Proceedings of the National Academy of Sciences of the United States, 111(16), 2014
K. Lee, Q. Kim, S. An, J. An, J. Kim, B. Kim and W. Jhe

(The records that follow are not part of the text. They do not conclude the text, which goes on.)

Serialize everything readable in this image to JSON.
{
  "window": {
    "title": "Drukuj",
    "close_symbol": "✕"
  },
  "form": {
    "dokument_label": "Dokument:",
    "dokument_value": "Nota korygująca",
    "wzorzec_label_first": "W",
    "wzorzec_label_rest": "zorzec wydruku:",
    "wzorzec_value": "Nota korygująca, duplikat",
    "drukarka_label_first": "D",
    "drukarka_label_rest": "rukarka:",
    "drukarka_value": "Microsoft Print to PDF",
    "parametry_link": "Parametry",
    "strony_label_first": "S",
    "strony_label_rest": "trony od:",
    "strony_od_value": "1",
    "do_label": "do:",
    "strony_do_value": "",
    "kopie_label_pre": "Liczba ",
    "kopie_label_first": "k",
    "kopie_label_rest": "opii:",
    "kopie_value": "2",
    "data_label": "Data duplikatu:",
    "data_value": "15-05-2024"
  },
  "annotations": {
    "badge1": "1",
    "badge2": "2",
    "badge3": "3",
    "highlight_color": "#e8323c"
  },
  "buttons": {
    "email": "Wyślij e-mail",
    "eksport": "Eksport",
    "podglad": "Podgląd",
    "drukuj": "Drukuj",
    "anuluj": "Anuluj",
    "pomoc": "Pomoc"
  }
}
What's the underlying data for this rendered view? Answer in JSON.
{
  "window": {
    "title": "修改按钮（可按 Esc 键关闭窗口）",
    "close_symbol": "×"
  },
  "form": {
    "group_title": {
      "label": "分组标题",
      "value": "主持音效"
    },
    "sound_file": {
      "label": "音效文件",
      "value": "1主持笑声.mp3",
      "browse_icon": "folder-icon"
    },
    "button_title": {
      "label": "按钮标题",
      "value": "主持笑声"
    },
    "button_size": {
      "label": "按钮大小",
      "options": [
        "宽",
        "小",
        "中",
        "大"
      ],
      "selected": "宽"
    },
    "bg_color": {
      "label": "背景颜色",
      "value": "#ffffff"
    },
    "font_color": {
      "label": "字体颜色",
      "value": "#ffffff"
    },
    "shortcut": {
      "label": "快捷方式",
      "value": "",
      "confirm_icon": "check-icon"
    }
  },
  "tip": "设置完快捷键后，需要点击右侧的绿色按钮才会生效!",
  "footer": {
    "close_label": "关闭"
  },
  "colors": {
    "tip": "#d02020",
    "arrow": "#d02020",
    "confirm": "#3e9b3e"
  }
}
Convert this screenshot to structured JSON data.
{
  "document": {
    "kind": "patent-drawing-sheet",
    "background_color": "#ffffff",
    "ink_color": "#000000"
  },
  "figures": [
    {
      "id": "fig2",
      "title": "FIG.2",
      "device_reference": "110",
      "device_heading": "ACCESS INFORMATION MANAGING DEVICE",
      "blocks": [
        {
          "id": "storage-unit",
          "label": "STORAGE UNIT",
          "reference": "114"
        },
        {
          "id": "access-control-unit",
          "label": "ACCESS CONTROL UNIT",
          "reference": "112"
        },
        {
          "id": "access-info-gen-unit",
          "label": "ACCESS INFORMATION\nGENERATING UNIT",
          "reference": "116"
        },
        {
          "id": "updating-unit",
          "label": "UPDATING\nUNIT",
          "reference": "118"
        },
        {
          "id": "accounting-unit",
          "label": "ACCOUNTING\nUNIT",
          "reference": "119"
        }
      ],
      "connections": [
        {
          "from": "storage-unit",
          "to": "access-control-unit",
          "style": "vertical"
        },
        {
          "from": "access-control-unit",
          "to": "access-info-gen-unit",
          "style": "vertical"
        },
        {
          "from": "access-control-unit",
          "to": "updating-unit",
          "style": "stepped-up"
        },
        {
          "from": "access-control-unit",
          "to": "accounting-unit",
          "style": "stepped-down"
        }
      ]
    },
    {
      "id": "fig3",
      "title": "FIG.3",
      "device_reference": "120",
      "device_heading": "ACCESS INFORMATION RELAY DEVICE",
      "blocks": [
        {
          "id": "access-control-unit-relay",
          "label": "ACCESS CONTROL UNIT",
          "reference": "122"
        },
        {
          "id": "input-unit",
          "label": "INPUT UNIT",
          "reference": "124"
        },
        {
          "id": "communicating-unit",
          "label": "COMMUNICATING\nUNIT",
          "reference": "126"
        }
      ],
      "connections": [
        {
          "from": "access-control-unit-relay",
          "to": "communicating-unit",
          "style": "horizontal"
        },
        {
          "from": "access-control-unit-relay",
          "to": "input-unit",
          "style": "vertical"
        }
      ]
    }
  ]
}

Titania, which exhibits superwetting under light illumination, has been widely used as an ideal material for environmental solution such as self-cleaning, water–air purification, and antifogging. There have been various studies to understand such superhydrophilic conversion. The origin of superwetting has not been clarified in a unified mechanism yet, which requires direct experimental investigation of the dynamic processes of water-layer growth. We report in situ measurements of the growth rate and height of the photo-adsorbed water layers by tip-based dynamic force microscopy. For nanocrystalline anatase and rutile TiO2 we observe light-induced enhancement of the rate and height, which decrease after O2 annealing. The results lead us to confirm that the long-range attraction between water molecules and TiO2, which is mediated by delocalized electrons in the shallow traps associated with O2 vacancies, produces photo-adsorption of water on the surface. In addition, molecular dynamics simulations clearly show that such photo-adsorbed water is critical to the zero contact angle of a water droplet spreading on it. Therefore, we conclude that this “water wets water” mechanism acting on the photo-adsorbed water layers is responsible for the light-induced superwetting of TiO2. Similar mechanism may be applied for better understanding of the hydrophilic conversion of doped TiO2 or other photo-catalytic oxides.